You're letting me on your bed because you feel sorry for me, I thought, and opted to not get on the bed. You know something is wrong with me. But you don't know what. She doesn't know that I can't breath. Or does she?
"Go ahead, John, it's a fun puzzle." Grandma said.
Knowing I had no other options, I hopped onto the bed and pretended to play with the puzzle. It was hard to feign interest at this point. It was getting really hard not to let everyone know I couldn't breathe. I did it though, just like so many other times.
As soon as grandma was back in the other part of the room I heard a boom, a rush of laughter, and noticed Uncle Tom was rolling around the floor wresting with Torri. At first I thought they were really fighting, but then I realized they were both holding their guts. They were laughing.
I started playing with the puzzle, but stopped as my brothers rushed into the room in a loud furry and jumped onto the bed.
“You can’t be on here,” I said. They didn’t listen. A moment later all the boys were on the bed, and I was sitting on the floor. My chest was now itchy tight, and I could feel the wheezes. I really had to work at making them not audible. I sat leaning against the wall behind the leather chair.
I could smell the smoke over the smell of antiques, and I could feel my throat burning. I made to wipe snot away from my nose, wiping it on my sleeve, eyeing grandma as I did so, knowing she'd say something if she noticed. My nose burned.
I poked my head around the leather chair hoping no one would notice me, and listened to the lighthearted conversations and the laughter. I didn't care about that stuff. What I was interested in most was my mom. I knew she usually would get to the point she'd want to leave and would hint to dad it was time. Usually she would do this and nobody else would want to go.
This day, when I really wanted to leave, she didn't say anything. She just continued looking at grandmas pictures.
"You want to look at these?" I looked to my right and saw Tossi was holding the stack of pictures to me.
"No thanks," I half grunted. I wanted to, boy did I want to look at pictures, but I wanted to go home even more. I thought if I were home I'd be able to breathe fine.
I was wrong.
On the way home I sat in the backseat, with Bobby and David on either side. I concentrated hard not to letting on that I couldn't breathe. I would be fine if I could just get to my Alupent inhaler. I will have it soon. I will use it soon.
Only one problem: it was close to being empty. I had never had this experience before. I had been short of breath many times, had mom or dad take me to the emergency room many times, but I never had an experience where I had my own rescue medicine. I also never had experienced before having such a rescue inhaler and it being empty. Okay. So, you can imagine my stress.

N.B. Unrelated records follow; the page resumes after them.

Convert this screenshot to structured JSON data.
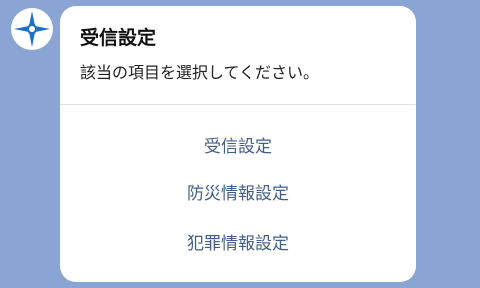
{
  "avatar": {
    "icon": "star-emblem-icon",
    "color": "#1e6fc9"
  },
  "dialog": {
    "title": "受信設定",
    "message": "該当の項目を選択してください。",
    "options": [
      {
        "label": "受信設定"
      },
      {
        "label": "防災情報設定"
      },
      {
        "label": "犯罪情報設定"
      }
    ]
  },
  "colors": {
    "background": "#8aa5d3",
    "card": "#ffffff",
    "option_text": "#445e86",
    "divider": "#e1e1e1"
  }
}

In retrospect, I should have just said something. In retrospect, the fact that i had gone through my inhaler so fast was a sign I should have sought help. In retrospect, mom should have kept charge of dosing my inhaler to me.
Think of it this way. Most kids should have died in the 1980s. We played on slides that were a mile high. We ran in front of huge torpedo swings made of metal. We never wore seat belts. We never even heard of bike helmets. And, to add to this, kids were in charge of their own asthma rescue medicine. Okay.
Some kids probably didn't survive this decade. Most kids, including me, did. Somehow.
I would scratch and claw my way through the night. I would open one of the two windows in my room and inhale some of the cool outdoor air. I would pile up my pillows and blankets so I could lean on them. Sometimes I'd fall asleep out of pure exhaustion, only to wake up to audible wheezing. My chest would feel heavy. My inhalations would only go half way in. The panic set in.
I would use my inhaler sparingly. I would try to spread it out. However, at some point, there was no mist. I would run it under hot water. I would finally give in and wake up mom.